(Extracted records)
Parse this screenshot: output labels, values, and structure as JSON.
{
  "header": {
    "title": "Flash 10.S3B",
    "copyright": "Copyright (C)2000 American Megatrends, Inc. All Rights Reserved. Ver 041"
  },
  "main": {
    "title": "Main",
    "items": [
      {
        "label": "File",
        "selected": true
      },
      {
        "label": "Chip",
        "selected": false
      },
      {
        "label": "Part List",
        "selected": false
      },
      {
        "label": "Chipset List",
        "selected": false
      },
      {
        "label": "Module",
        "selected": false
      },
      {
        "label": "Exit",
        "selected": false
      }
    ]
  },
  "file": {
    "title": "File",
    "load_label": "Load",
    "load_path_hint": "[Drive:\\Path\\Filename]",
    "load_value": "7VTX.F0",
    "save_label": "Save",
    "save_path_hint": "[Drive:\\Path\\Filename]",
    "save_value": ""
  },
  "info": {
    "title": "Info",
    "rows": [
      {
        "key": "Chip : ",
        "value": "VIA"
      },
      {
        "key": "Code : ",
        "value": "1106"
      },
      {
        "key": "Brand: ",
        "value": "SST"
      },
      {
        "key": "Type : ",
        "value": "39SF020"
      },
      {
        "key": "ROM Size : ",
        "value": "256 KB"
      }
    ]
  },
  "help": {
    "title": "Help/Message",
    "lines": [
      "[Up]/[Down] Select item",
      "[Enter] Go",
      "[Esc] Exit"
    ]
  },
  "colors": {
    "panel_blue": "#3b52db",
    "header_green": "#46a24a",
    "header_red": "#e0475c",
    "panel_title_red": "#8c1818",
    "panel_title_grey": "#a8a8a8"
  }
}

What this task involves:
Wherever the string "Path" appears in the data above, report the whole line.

Task solution:
    "load_path_hint": "[Drive:\\Path\\Filename]",
    "save_path_hint": "[Drive:\\Path\\Filename]",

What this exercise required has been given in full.